> REQUIRED ACTION: Look through the material below and give the number of lines holding "Email", with no other words.

> DATA SHOWN:
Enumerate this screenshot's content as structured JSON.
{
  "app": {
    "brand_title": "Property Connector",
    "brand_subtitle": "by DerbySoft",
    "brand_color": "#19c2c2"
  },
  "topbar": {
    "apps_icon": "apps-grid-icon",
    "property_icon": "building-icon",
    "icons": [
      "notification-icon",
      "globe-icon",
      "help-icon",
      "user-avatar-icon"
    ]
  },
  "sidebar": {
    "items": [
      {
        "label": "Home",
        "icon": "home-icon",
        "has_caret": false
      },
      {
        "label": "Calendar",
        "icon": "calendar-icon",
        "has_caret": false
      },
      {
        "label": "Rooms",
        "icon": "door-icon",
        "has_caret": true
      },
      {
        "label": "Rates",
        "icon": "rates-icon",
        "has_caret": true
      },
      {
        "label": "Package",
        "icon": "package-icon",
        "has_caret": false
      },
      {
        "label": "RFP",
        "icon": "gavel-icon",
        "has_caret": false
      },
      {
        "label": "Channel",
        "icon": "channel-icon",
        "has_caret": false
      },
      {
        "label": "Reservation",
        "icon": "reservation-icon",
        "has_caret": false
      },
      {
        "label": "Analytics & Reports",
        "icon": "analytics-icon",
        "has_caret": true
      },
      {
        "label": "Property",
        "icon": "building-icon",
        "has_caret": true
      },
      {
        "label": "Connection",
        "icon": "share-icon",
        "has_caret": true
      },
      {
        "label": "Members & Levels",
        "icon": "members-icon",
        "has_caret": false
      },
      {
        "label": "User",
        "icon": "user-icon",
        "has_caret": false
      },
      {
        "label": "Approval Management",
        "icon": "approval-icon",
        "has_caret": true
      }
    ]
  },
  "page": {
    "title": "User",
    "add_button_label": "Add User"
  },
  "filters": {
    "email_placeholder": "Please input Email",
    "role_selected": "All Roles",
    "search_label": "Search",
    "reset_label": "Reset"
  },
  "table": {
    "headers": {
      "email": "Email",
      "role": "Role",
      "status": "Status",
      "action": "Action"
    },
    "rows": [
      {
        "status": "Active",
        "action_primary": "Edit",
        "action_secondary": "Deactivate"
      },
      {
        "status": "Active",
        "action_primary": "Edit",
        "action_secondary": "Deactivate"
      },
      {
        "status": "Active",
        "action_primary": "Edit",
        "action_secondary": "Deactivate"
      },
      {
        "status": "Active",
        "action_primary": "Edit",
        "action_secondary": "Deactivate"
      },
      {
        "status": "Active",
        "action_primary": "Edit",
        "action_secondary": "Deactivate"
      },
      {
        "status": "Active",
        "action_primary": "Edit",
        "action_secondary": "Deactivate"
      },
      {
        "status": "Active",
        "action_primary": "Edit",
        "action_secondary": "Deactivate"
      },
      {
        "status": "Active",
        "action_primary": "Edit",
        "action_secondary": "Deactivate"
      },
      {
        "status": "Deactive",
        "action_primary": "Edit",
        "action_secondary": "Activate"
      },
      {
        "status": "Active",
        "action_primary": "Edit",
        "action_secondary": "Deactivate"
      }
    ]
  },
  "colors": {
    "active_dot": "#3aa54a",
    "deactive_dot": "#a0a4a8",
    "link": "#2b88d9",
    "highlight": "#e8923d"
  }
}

> RESULT OF THE EXERCISE: 2